Patrick Keiller’s London

In my recent tutorial I commented that I found Keiller’s Robinson in Ruins a hard watch. My tutor suggested that his ‘London’ (1994) was a more interesting one to watch. This I did on the BFI viewer.

An interview with Keiller and further information about the film is on the BFI’s website: https://www2.bfi.org.uk/news-opinion/news-bfi/interviews/patrick-keiller-london-robinson-trilogy.

There is a melancholy in the work that carries from the sentiments in the narrative to the backing music. To me the atmosphere centres around difficulty in determining the identity of London – at one point Keiller suggests that it is absent. Perhaps the reason for a sense of absence is that there are many voices clamouring to state its identity and meaning, undermining any singular sense of identity. As clever and insightful as the narrative is, I found 1 hour 40 minutes of melancholy hard to digest.

I my own work, I’m thinking more about the sound as the images are now settled. I listened carefully to how the narrative was layered with the background sound, relative volumes play a part in the separation but the volume differences are not as pronounced as I’d expected. Separation in the stereo space is also important. On occasions it seems that additional ambient sound is added to reference a subject in the image – however, this is not done with a frequency that allow predictability.

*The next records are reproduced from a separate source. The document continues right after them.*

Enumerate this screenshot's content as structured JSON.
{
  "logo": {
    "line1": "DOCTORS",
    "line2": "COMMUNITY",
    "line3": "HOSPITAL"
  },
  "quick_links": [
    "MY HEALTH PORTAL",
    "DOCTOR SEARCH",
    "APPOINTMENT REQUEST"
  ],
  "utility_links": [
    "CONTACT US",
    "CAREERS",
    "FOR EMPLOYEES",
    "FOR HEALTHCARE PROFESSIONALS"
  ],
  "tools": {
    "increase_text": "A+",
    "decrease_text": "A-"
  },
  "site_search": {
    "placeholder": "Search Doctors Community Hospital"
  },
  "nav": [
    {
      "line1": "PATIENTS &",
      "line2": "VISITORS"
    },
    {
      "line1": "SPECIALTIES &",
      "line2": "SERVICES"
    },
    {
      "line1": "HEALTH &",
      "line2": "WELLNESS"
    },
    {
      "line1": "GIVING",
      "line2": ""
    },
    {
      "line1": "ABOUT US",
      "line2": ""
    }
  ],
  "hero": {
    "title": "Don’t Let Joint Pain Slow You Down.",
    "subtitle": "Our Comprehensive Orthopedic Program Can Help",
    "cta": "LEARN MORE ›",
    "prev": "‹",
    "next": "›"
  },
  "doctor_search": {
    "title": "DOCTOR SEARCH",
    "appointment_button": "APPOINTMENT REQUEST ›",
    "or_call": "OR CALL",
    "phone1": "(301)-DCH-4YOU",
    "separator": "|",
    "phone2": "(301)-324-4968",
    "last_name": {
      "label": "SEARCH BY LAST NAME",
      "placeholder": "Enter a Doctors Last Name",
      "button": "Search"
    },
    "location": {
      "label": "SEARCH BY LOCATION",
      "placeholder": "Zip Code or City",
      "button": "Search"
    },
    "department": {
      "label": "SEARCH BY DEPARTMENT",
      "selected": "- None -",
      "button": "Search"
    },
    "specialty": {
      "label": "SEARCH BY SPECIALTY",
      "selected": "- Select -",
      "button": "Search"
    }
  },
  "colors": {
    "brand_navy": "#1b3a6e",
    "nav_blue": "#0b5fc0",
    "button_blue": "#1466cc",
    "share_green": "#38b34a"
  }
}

The ambient sound features throughout the film and is more present than in my own work; I’d already been thinking that there didn’t seem to be quite enough sound in the latest edit (v3).

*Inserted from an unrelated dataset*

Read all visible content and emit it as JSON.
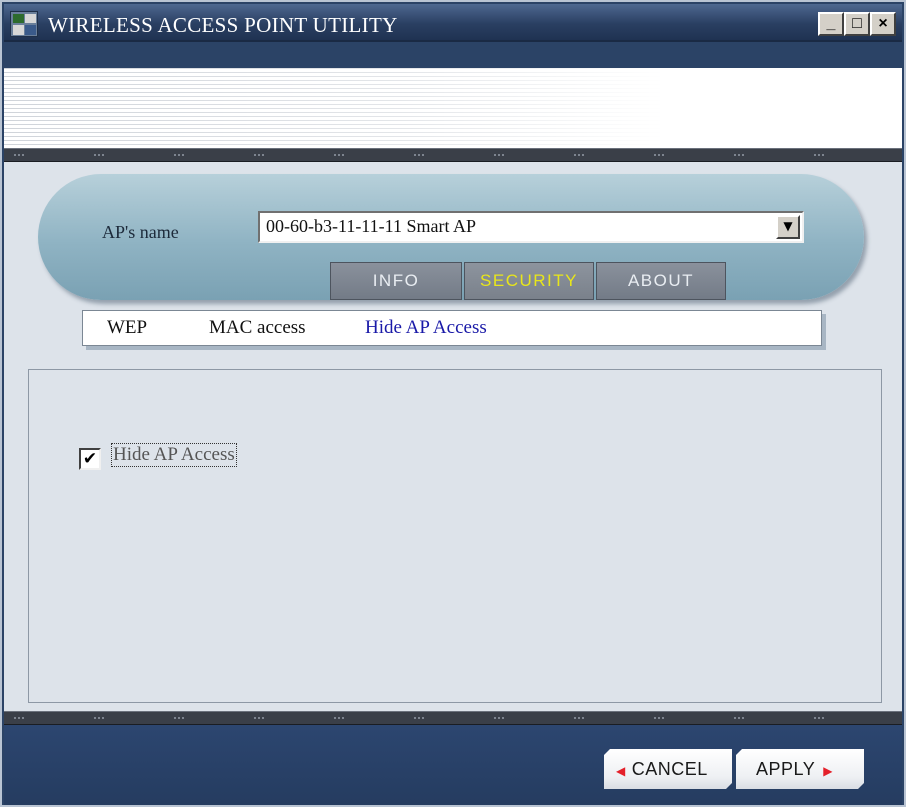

I’ve learned more about effective use of ambient sound alongside narrative by watching this film.